Scan the entries for the word "title". Every line that has it should be copied.

# # # #

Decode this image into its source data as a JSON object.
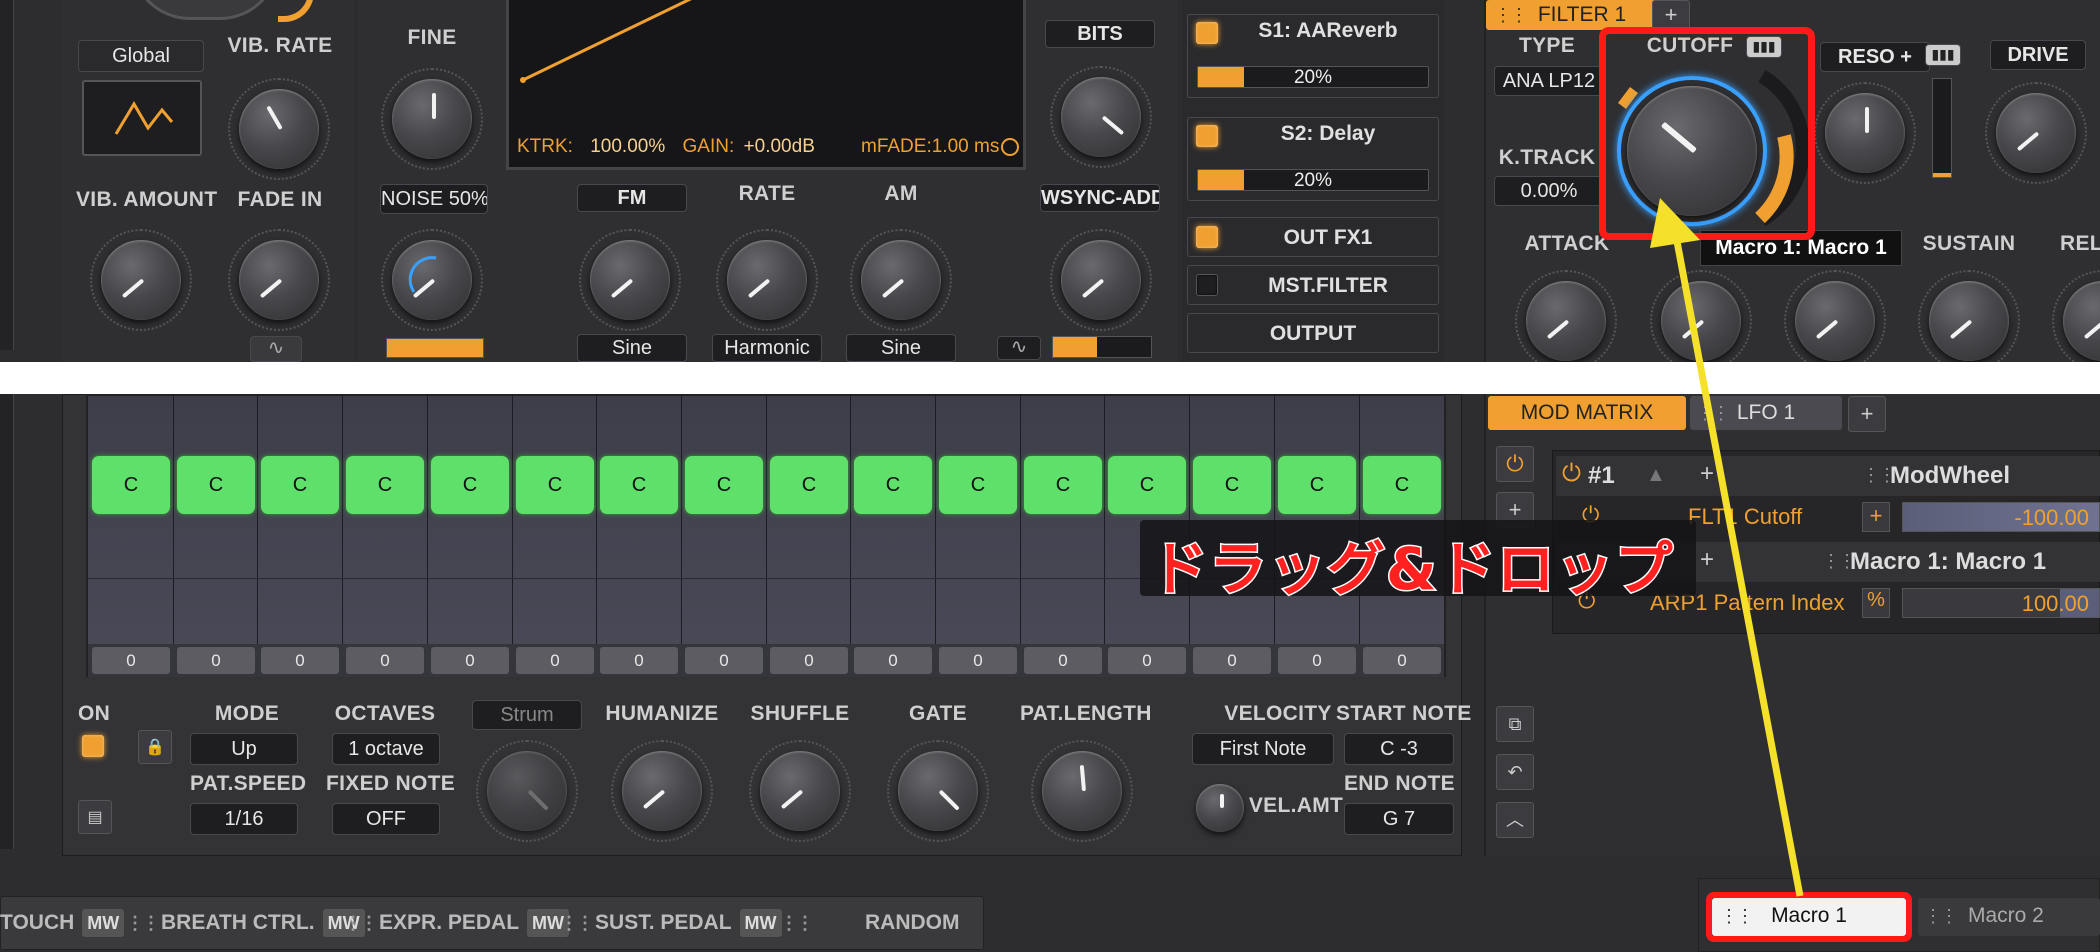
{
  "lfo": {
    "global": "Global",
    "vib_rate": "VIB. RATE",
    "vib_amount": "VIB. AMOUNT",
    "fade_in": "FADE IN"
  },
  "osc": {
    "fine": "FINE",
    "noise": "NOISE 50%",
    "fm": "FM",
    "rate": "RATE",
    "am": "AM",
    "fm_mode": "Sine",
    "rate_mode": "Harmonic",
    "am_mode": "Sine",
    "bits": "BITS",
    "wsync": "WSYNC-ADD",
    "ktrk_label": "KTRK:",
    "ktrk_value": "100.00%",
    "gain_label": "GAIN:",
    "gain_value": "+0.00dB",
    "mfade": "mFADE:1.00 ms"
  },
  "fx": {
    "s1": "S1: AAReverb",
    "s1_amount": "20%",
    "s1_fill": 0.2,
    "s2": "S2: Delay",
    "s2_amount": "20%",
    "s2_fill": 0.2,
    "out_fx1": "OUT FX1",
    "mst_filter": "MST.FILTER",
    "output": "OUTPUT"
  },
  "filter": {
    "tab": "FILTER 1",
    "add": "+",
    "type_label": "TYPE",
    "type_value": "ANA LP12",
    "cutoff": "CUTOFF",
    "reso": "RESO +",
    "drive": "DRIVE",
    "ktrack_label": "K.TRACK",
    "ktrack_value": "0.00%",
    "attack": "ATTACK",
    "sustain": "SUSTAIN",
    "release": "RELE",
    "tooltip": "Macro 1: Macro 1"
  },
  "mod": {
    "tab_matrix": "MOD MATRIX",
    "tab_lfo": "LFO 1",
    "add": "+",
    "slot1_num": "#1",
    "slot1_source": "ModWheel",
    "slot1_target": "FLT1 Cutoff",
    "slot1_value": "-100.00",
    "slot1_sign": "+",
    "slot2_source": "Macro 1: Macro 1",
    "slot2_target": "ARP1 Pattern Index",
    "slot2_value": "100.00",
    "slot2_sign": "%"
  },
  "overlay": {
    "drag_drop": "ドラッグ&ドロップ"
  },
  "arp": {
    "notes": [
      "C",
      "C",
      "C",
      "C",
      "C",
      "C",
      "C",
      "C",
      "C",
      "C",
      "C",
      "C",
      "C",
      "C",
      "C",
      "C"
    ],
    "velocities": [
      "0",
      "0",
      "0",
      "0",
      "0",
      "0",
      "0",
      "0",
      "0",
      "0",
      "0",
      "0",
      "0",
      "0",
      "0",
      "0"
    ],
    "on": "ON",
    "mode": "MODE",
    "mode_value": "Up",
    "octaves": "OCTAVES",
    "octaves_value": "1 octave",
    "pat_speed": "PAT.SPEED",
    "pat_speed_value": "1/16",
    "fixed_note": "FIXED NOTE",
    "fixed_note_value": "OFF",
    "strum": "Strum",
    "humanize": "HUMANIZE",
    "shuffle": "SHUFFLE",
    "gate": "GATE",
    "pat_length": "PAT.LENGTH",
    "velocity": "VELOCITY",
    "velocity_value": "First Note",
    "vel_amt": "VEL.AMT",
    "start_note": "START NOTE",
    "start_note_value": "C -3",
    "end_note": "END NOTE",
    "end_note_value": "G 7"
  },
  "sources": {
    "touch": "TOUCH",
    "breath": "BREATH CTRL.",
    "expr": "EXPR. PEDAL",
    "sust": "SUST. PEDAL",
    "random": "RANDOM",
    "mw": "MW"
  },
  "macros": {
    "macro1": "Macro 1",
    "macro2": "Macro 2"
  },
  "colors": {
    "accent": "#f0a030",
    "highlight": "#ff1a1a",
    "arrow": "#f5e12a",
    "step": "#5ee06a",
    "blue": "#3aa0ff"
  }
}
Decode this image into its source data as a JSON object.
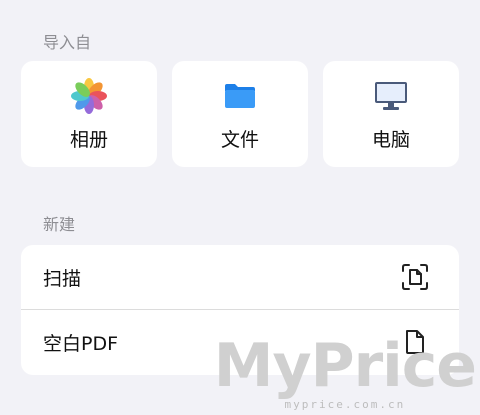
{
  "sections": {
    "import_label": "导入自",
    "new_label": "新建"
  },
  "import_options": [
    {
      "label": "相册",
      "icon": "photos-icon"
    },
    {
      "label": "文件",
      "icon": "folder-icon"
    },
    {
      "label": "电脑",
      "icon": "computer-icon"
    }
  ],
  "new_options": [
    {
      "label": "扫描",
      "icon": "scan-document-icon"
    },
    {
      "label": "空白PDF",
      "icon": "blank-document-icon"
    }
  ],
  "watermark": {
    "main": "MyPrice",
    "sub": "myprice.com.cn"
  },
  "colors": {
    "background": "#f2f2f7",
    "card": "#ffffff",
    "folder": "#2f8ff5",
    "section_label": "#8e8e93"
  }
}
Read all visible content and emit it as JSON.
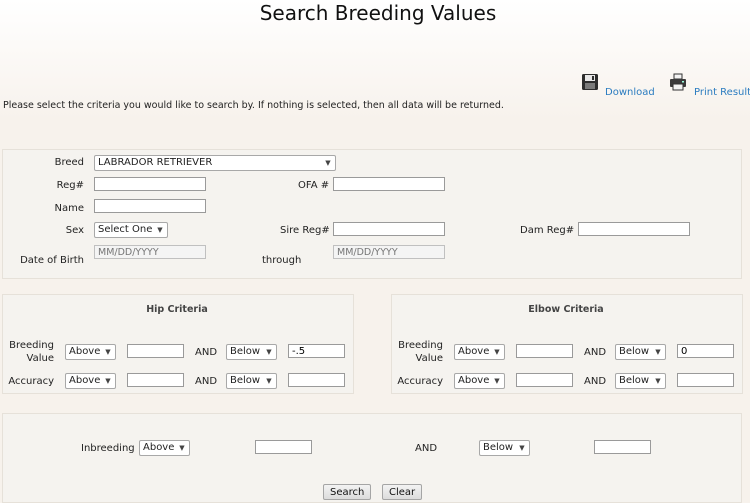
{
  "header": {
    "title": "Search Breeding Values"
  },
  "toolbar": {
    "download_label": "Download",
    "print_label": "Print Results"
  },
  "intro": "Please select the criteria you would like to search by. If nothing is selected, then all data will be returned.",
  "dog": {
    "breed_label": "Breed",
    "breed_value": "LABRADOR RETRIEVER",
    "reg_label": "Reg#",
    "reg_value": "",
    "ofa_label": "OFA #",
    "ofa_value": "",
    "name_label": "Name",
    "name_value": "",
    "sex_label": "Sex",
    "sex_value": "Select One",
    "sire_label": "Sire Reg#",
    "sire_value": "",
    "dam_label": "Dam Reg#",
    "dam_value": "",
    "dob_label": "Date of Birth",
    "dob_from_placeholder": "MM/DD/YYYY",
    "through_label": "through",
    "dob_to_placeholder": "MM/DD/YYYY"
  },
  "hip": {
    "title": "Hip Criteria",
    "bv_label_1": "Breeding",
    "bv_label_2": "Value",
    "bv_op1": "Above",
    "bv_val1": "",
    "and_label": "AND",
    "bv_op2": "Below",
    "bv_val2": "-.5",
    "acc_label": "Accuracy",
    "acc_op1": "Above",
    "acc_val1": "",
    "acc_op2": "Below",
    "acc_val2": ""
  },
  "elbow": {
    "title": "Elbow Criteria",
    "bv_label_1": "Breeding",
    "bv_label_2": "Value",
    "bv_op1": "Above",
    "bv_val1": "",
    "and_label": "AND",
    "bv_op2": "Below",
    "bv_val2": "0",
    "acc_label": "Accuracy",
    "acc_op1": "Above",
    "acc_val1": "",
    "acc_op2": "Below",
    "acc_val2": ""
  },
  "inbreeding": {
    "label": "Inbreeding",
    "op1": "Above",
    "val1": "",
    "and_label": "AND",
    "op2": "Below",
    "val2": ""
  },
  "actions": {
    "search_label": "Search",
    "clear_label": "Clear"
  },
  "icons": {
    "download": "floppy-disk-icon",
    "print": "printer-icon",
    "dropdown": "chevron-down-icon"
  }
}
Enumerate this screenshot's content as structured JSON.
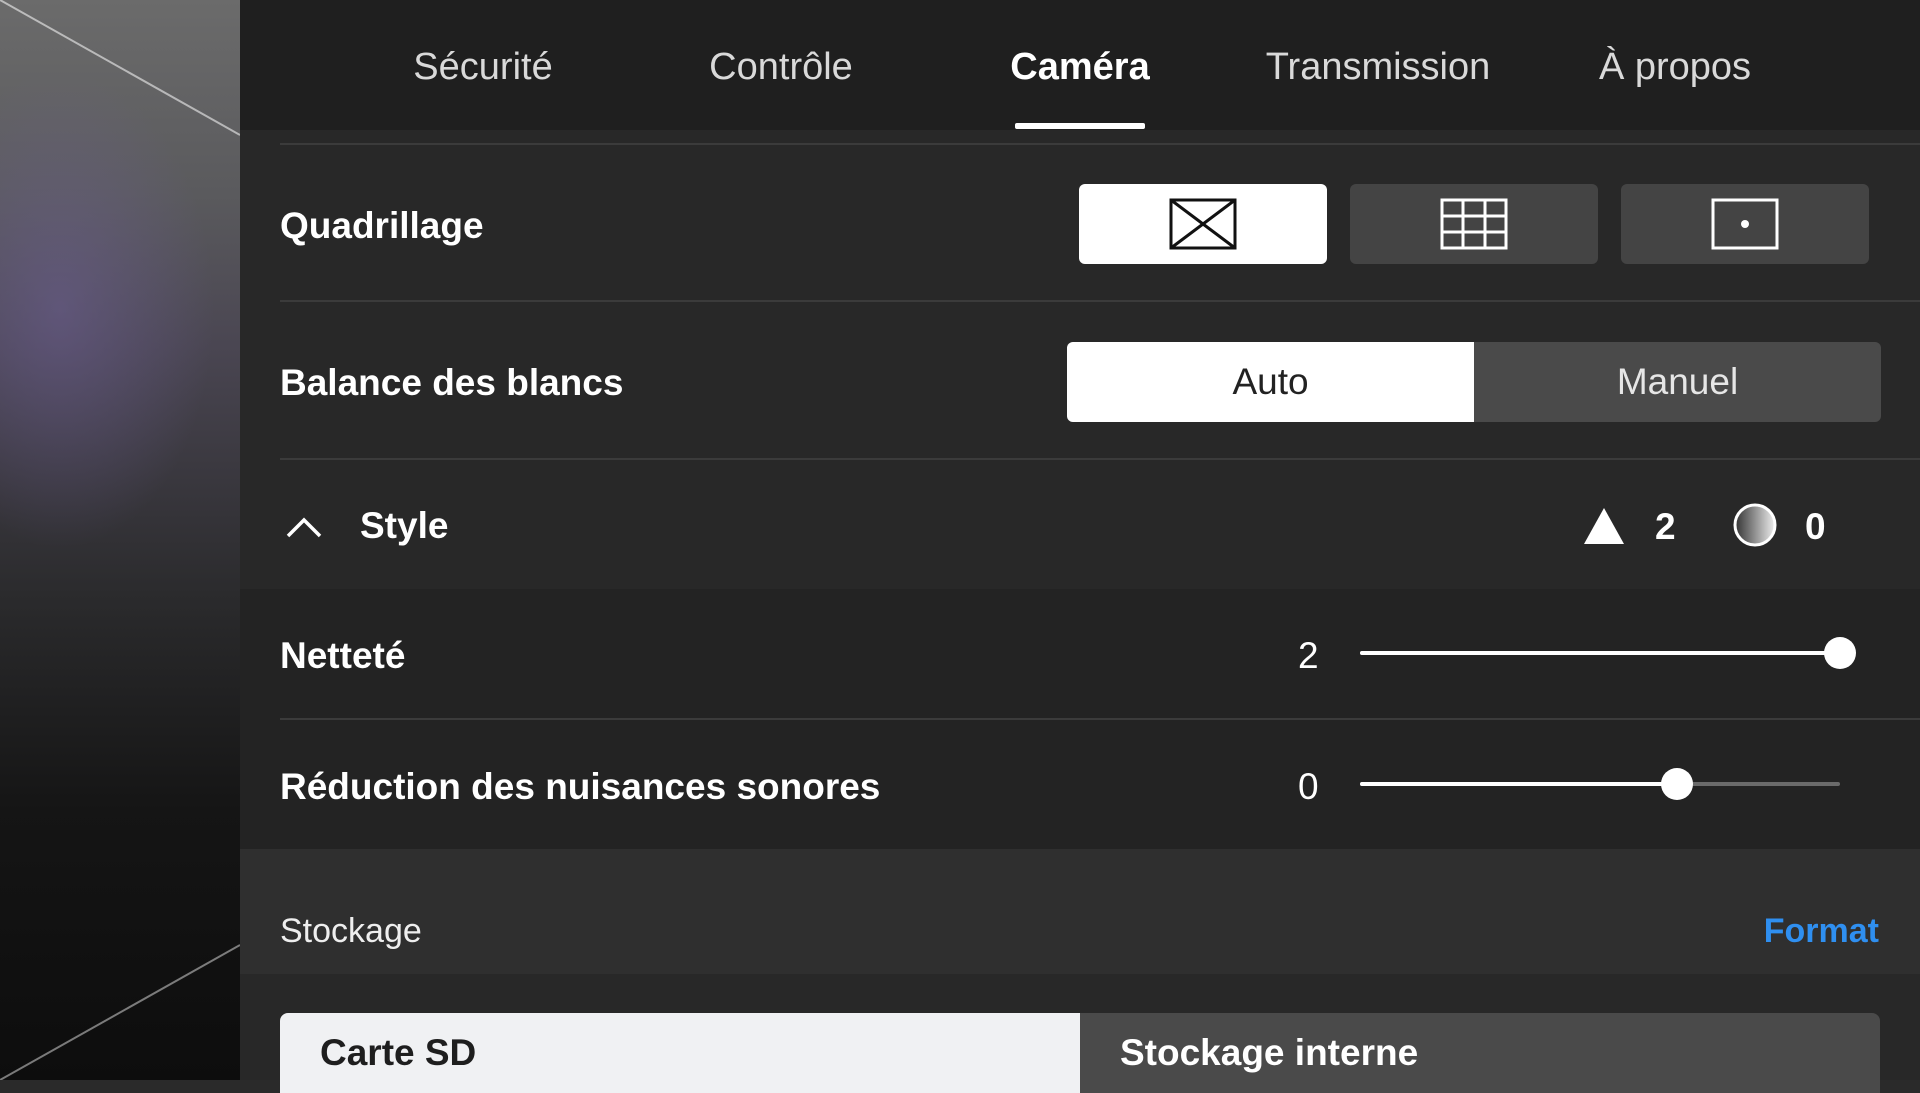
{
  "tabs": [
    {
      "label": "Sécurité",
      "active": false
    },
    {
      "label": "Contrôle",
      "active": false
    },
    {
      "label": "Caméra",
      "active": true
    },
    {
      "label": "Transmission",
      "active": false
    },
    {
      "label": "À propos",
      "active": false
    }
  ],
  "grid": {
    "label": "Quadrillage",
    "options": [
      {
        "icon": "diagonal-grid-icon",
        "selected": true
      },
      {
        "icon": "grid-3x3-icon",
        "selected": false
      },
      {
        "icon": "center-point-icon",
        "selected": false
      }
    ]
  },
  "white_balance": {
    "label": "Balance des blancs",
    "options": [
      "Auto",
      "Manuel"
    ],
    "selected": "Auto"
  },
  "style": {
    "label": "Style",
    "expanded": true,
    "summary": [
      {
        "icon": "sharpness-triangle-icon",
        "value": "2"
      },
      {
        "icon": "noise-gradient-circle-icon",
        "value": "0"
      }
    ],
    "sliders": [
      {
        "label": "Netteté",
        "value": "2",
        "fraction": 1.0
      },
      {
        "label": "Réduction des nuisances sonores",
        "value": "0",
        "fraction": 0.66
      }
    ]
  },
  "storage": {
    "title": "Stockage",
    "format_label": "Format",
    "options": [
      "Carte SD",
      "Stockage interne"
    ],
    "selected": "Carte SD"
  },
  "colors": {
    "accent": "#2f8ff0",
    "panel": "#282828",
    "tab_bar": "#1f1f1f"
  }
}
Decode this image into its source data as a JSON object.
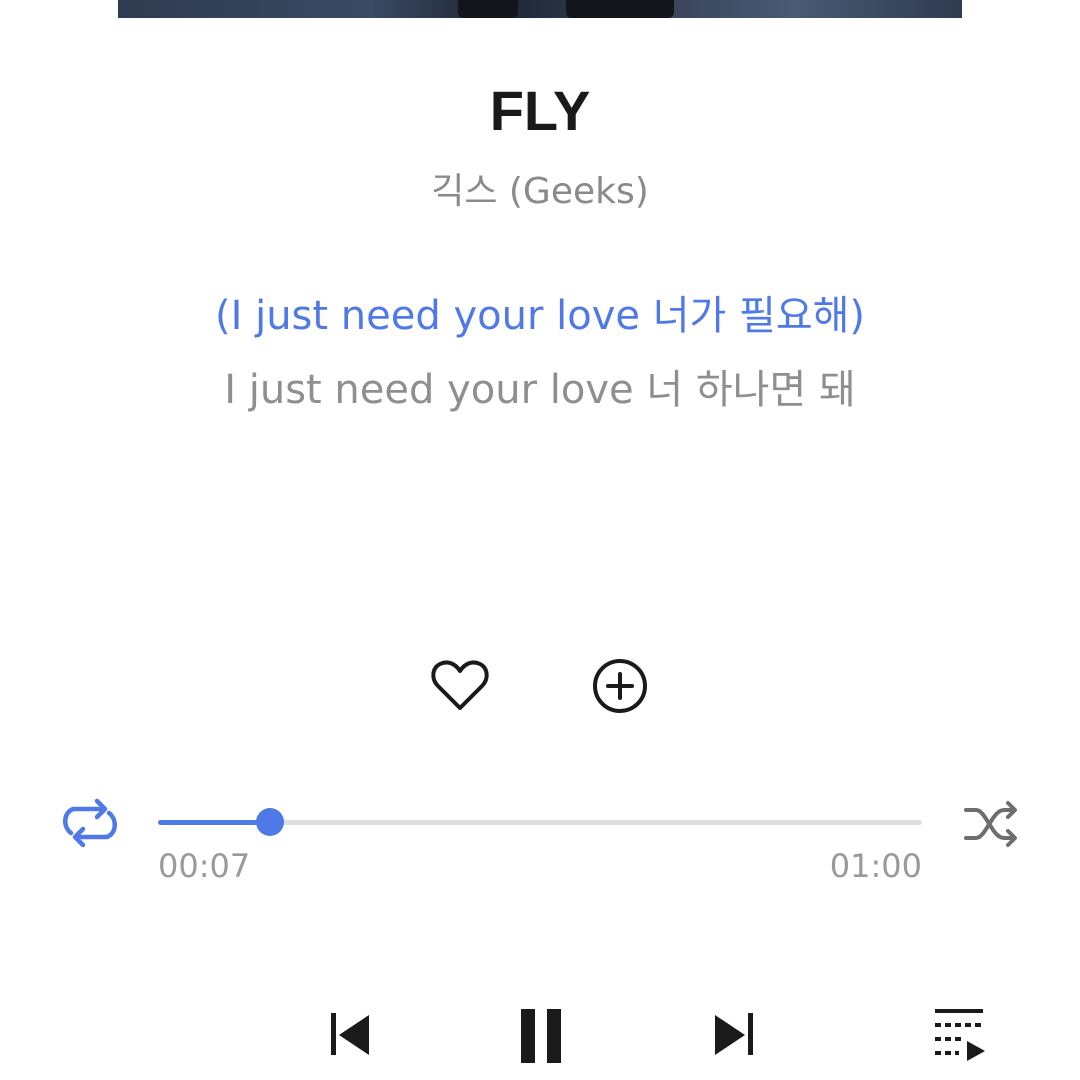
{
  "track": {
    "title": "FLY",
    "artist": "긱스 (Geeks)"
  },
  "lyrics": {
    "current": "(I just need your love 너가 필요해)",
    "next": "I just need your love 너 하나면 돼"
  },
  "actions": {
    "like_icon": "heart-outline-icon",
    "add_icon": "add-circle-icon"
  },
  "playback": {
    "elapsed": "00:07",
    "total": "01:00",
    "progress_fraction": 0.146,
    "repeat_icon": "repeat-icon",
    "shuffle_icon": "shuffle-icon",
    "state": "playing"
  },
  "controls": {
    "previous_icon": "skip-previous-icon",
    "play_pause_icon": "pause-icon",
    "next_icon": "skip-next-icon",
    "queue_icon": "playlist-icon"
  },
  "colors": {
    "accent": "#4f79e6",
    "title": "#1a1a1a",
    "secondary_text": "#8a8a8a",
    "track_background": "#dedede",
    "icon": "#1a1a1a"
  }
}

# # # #

| Output |
    "title": "Search Breeding Values"
    "title": "Hip Criteria",
    "title": "Elbow Criteria",
    "title": "Stockage",
    "title": "FLY",
    "title": "#1a1a1a",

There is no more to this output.